(Records drawn from a dataset)
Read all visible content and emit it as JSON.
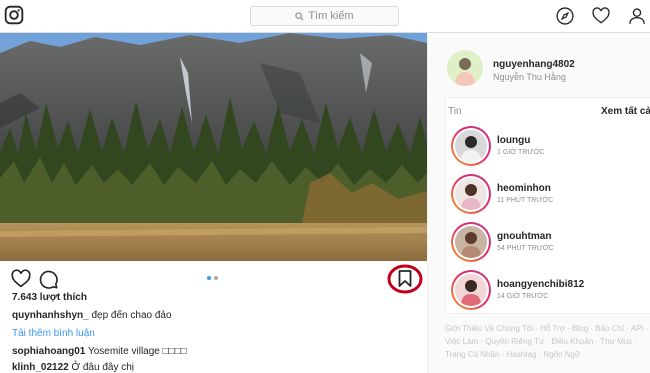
{
  "search": {
    "placeholder": "Tìm kiếm"
  },
  "post": {
    "likes": "7.643 lượt thích",
    "caption": {
      "user": "quynhanhshyn_",
      "text": "đẹp đến chao đảo"
    },
    "load_more": "Tải thêm bình luận",
    "comments": [
      {
        "user": "sophiahoang01",
        "text": "Yosemite village □□□□"
      },
      {
        "user": "klinh_02122",
        "text": "Ở đâu đây chị"
      }
    ]
  },
  "profile": {
    "username": "nguyenhang4802",
    "full_name": "Nguyễn Thu Hằng"
  },
  "stories": {
    "title": "Tin",
    "see_all": "Xem tất cả",
    "items": [
      {
        "name": "loungu",
        "time": "1 GIỜ TRƯỚC"
      },
      {
        "name": "heominhon",
        "time": "11 PHÚT TRƯỚC"
      },
      {
        "name": "gnouhtman",
        "time": "54 PHÚT TRƯỚC"
      },
      {
        "name": "hoangyenchibi812",
        "time": "14 GIỜ TRƯỚC"
      }
    ]
  },
  "footer": {
    "line1": "Giới Thiệu Về Chúng Tôi · Hỗ Trợ · Blog · Báo Chí · API ·",
    "line2": "Việc Làm · Quyền Riêng Tư · Điều Khoản · Thư Mục ·",
    "line3": "Trang Cá Nhân · Hashtag · Ngôn Ngữ"
  },
  "colors": {
    "accent": "#3897f0",
    "highlight_circle": "#c0001a"
  }
}
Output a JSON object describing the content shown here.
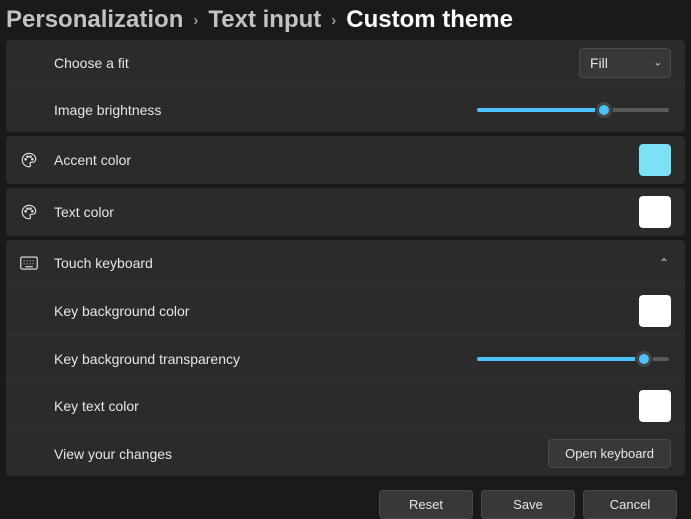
{
  "breadcrumb": {
    "items": [
      "Personalization",
      "Text input",
      "Custom theme"
    ]
  },
  "fit": {
    "label": "Choose a fit",
    "selected": "Fill"
  },
  "brightness": {
    "label": "Image brightness",
    "percent": 66
  },
  "accent": {
    "label": "Accent color",
    "color": "#7ee0f5"
  },
  "textcolor": {
    "label": "Text color",
    "color": "#ffffff"
  },
  "touch": {
    "label": "Touch keyboard",
    "expanded": true,
    "keybg": {
      "label": "Key background color",
      "color": "#ffffff"
    },
    "keytrans": {
      "label": "Key background transparency",
      "percent": 87
    },
    "keytext": {
      "label": "Key text color",
      "color": "#ffffff"
    },
    "view": {
      "label": "View your changes",
      "button": "Open keyboard"
    }
  },
  "footer": {
    "reset": "Reset",
    "save": "Save",
    "cancel": "Cancel"
  }
}
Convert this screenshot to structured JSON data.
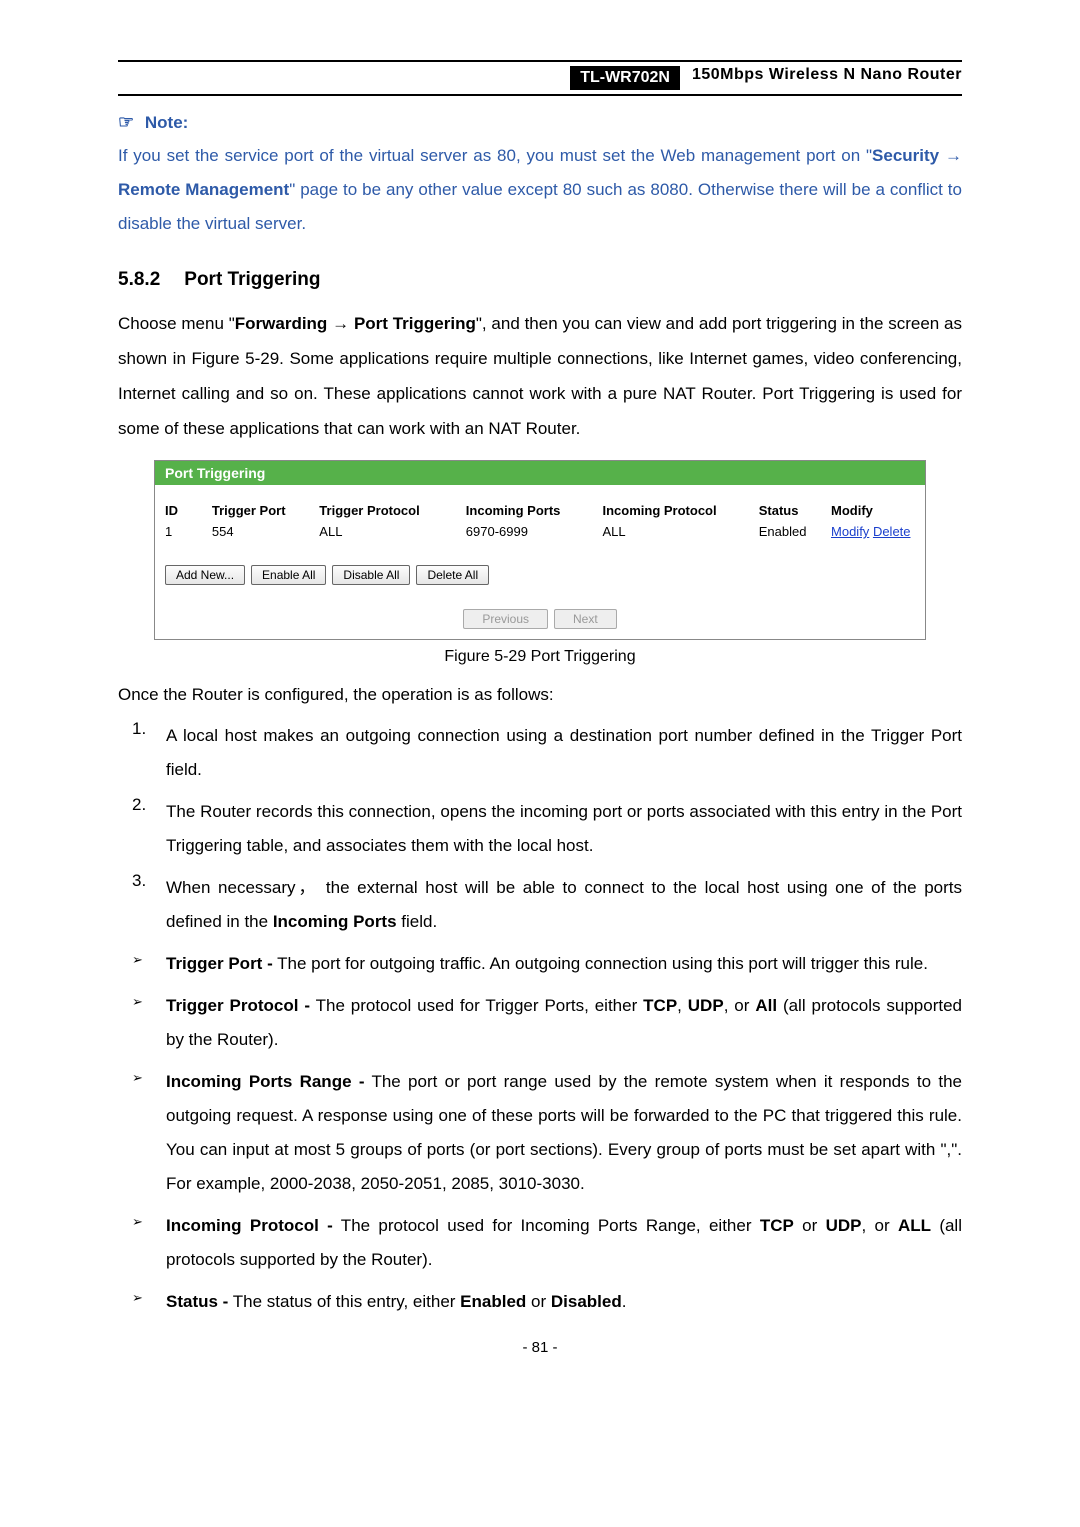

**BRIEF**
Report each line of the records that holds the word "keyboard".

**RESULT OF THIS TASK**
    "label": "Touch keyboard",
      "button": "Open keyboard"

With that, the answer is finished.